--- START ---

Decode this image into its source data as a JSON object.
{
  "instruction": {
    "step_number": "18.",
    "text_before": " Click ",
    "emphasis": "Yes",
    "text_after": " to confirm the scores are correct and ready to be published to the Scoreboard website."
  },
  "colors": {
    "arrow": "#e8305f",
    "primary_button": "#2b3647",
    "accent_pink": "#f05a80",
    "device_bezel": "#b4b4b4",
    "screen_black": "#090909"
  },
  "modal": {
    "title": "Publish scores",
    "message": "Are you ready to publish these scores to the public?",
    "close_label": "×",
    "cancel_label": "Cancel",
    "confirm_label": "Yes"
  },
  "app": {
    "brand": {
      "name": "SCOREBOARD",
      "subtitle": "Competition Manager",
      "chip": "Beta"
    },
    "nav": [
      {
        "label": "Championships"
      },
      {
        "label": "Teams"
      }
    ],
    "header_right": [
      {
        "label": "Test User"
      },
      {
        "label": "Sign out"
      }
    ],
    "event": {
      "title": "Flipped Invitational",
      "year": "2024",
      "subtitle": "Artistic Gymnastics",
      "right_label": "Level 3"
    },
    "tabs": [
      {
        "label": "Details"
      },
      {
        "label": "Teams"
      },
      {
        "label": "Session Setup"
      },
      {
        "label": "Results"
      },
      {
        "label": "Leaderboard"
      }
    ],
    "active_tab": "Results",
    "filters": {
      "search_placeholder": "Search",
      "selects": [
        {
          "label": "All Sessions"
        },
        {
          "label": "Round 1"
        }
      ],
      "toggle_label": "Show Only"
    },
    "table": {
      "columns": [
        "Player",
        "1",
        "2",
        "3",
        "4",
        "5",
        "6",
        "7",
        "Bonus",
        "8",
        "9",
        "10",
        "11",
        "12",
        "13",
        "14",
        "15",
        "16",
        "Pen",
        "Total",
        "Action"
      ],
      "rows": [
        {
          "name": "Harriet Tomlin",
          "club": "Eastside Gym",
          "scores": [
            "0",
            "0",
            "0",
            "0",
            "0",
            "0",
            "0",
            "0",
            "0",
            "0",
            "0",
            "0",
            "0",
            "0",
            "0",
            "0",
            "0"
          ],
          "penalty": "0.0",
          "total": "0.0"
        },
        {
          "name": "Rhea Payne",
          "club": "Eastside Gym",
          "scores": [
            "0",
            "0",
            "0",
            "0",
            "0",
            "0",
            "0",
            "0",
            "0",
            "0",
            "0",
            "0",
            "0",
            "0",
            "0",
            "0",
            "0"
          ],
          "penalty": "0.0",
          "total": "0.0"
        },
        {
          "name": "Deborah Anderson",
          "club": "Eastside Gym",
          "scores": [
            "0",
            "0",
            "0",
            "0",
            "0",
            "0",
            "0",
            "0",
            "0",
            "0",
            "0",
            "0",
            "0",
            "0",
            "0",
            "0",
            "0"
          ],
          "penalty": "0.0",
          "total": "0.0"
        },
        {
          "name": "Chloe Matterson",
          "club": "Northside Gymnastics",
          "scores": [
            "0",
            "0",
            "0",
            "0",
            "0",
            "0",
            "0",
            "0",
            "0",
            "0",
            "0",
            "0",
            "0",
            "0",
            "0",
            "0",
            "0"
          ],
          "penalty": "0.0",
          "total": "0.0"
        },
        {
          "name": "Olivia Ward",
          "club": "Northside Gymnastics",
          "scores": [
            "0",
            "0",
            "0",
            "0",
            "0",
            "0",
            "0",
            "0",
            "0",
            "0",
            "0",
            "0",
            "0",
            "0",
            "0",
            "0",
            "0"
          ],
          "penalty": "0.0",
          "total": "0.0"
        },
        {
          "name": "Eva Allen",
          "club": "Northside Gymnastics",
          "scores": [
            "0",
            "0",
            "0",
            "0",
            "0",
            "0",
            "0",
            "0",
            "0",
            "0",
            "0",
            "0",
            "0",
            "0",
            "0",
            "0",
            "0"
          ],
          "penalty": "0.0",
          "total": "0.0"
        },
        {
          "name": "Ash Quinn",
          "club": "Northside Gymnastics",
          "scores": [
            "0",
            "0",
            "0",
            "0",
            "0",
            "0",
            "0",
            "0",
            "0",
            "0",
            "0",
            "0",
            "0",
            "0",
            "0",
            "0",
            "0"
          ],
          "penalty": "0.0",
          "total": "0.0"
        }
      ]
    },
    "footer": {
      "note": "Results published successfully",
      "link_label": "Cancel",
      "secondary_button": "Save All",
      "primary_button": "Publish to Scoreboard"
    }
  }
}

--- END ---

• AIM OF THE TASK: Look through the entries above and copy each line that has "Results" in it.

• OUTPUT OF THE EXERCISE:
        "label": "Results"
    "active_tab": "Results",
      "note": "Results published successfully",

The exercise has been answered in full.